v = c z = (300,000 km/sec) (-0.001) = -300 km/sec.
(The negative speed implies that the distance between the two galaxies is decreasing with time.) A plausible explanation for this observation is that our galaxy and the Andromeda Galaxy form a binary system, on elongated orbits around their center of mass. The galaxies have recently passed apocenter (the point of maximum separation) and are now moving toward each other.

A VERY SURPRISING discovery was made in the early decades of this century. Edwin Hubble discovered that galaxies more distant than the Andromeda Galaxy are all redshifted. That is, they are all receding from us, moving steadily further away. Moreover, the recession speed of a galaxy is proportional to its distance: the farther a galaxy is from us, the faster it's moving away:
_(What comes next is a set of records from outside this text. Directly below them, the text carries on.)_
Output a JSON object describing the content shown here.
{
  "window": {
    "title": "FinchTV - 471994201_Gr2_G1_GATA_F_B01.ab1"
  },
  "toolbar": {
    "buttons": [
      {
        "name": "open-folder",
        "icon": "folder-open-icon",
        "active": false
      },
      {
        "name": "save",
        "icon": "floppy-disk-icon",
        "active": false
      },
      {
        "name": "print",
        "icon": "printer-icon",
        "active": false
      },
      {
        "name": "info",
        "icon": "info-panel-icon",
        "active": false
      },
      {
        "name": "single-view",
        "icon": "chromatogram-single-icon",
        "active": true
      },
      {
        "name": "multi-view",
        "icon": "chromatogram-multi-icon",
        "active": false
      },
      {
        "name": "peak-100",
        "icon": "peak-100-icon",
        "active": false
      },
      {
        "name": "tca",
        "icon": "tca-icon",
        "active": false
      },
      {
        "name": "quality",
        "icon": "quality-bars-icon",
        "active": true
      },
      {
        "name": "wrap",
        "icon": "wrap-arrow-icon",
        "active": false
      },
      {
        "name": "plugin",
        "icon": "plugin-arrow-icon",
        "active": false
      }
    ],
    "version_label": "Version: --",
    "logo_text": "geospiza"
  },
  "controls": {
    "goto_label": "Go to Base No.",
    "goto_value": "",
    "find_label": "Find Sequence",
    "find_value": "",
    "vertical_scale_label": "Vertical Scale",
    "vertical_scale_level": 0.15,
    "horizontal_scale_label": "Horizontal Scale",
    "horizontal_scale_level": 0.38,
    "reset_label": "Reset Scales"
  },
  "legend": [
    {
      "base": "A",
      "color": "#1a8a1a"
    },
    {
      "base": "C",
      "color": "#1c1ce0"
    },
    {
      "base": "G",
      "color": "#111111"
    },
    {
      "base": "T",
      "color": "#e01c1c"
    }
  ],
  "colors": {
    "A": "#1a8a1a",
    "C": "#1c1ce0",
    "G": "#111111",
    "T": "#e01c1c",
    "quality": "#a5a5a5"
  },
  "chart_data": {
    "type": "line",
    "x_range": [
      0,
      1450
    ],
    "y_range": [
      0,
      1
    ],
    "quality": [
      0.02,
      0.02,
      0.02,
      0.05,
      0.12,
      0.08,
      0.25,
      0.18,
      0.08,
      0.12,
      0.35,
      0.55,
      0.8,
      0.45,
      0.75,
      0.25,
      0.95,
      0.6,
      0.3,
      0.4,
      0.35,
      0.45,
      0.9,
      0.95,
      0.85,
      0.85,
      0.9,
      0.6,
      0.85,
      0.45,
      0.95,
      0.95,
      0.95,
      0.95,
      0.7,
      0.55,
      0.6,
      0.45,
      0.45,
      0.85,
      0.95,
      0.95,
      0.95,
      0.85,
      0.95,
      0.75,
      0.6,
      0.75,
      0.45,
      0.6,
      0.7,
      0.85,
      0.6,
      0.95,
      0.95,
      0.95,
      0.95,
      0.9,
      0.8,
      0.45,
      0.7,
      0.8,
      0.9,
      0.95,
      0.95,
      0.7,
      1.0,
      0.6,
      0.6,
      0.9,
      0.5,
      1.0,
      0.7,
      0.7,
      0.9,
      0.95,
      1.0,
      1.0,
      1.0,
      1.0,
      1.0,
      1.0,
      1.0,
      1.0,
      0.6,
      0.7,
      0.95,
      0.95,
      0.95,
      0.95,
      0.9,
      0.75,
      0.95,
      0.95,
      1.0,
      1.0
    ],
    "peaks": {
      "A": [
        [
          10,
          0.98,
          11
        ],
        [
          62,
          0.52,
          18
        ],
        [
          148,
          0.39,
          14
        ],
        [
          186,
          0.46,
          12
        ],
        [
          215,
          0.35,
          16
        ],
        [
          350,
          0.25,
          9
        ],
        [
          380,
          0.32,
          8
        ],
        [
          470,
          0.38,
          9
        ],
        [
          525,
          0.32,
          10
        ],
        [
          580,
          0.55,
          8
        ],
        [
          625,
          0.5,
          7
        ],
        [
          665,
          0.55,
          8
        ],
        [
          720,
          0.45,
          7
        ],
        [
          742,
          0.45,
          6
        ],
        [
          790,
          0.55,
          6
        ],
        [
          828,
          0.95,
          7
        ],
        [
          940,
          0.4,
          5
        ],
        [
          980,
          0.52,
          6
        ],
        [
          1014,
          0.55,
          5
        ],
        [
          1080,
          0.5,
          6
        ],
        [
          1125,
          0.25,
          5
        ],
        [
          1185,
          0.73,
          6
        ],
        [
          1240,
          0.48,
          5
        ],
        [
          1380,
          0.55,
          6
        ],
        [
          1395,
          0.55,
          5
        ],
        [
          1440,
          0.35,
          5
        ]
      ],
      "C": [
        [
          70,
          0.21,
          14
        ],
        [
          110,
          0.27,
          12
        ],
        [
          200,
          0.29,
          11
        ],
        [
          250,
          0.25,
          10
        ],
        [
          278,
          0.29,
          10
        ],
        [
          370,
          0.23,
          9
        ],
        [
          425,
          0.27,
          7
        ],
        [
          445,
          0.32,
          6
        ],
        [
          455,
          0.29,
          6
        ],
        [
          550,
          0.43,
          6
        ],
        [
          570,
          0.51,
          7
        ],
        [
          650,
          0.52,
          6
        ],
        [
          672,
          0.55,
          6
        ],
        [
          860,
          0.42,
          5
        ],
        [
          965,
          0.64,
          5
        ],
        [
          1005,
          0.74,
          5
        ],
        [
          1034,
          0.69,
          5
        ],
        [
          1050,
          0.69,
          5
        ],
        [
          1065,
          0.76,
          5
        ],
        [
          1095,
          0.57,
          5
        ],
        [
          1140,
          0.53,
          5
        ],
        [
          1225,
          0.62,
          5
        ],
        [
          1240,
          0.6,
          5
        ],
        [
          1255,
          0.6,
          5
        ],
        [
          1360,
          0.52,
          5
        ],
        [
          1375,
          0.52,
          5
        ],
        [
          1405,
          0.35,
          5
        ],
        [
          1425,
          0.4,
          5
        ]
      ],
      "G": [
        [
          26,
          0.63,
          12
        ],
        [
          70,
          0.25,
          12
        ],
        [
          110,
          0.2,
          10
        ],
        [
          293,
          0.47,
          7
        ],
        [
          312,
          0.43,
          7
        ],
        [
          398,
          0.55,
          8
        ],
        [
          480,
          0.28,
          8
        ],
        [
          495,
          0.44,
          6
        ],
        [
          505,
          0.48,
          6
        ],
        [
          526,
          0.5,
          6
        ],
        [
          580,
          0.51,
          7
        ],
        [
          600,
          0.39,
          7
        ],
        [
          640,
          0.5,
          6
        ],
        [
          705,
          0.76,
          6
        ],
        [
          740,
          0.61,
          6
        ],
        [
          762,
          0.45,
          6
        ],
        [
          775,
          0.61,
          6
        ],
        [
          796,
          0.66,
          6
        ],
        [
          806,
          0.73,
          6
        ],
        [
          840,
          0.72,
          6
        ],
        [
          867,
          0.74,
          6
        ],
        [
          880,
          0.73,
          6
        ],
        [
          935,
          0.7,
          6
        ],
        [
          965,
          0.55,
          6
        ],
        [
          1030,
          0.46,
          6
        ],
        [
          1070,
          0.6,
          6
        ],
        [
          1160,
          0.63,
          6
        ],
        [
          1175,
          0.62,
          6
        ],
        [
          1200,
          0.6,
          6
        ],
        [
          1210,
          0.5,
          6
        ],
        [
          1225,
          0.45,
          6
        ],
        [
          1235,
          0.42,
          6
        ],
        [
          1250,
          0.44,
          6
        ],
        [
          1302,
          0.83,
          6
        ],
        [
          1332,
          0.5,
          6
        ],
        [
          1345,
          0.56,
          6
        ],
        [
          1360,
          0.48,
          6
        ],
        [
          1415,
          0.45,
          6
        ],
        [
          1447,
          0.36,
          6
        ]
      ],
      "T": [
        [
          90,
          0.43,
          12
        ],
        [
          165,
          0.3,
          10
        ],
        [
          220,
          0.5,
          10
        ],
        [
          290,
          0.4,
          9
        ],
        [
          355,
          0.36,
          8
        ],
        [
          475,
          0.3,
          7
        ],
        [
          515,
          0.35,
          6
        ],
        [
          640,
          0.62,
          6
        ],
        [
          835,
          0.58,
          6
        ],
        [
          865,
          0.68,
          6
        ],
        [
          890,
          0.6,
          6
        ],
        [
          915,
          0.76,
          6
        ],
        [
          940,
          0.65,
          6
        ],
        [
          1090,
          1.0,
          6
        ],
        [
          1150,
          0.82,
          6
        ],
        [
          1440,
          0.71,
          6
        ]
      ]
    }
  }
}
The relation between the radial speed and distance of a galaxy is known as the Hubble Law, in honor of Edwin Hubble. In mathematical form, it can be written as:

v = H0 d

where v is the radial speed of a galaxy (equal to its redshift times the speed of light), d is the distance to the galaxy, and H0 is a constant known as the Hubble constant. Ironically, Hubble himself badly overestimated the value of the Hubble constant (he thought that galaxies were closer than they actually are). The best current value of the Hubble constant is H0 = 70 km/sec/Mpc.

The Hubble Law is a surprising result. Why are galaxies flying away from us? Is it something we said? In fact, our galaxy does not possess a special repulsive force. Galaxies are receding, from our point of view, because the universe is EXPANDING. If we were located in ANY galaxy in the universe, distant galaxies would appear to be fleeing from us, due to the universal expansion (More on this subject later, when we talk about the Big Bang and the Expanding Universe.)

For our purposes at the moment, it suffices to point out that the Hubble Law permits us to find distances to far-away galaxies. Radial velocities are relatively easy to measure. Once we measure v for a galaxy, we can compute
d = v / H0 .
For instance, suppose a galaxy is moving away from us at 14,000 km/sec. Its distance, using the Hubble Law, is thus
d = (14,000 km/sec) / (70 km/sec/Mpc) = 200 Mpc.
The galaxy is 200 megaparsecs away (652 million light years), beyond the region where Cepheids can be used to compute distances. The major drawback to using the Hubble Law is that the value of H0 (the Hubble Constant) is poorly known.

Prof. Barbara Ryden (

Updated: 25 Feb 2003

Copyright 2003, Barbara Ryden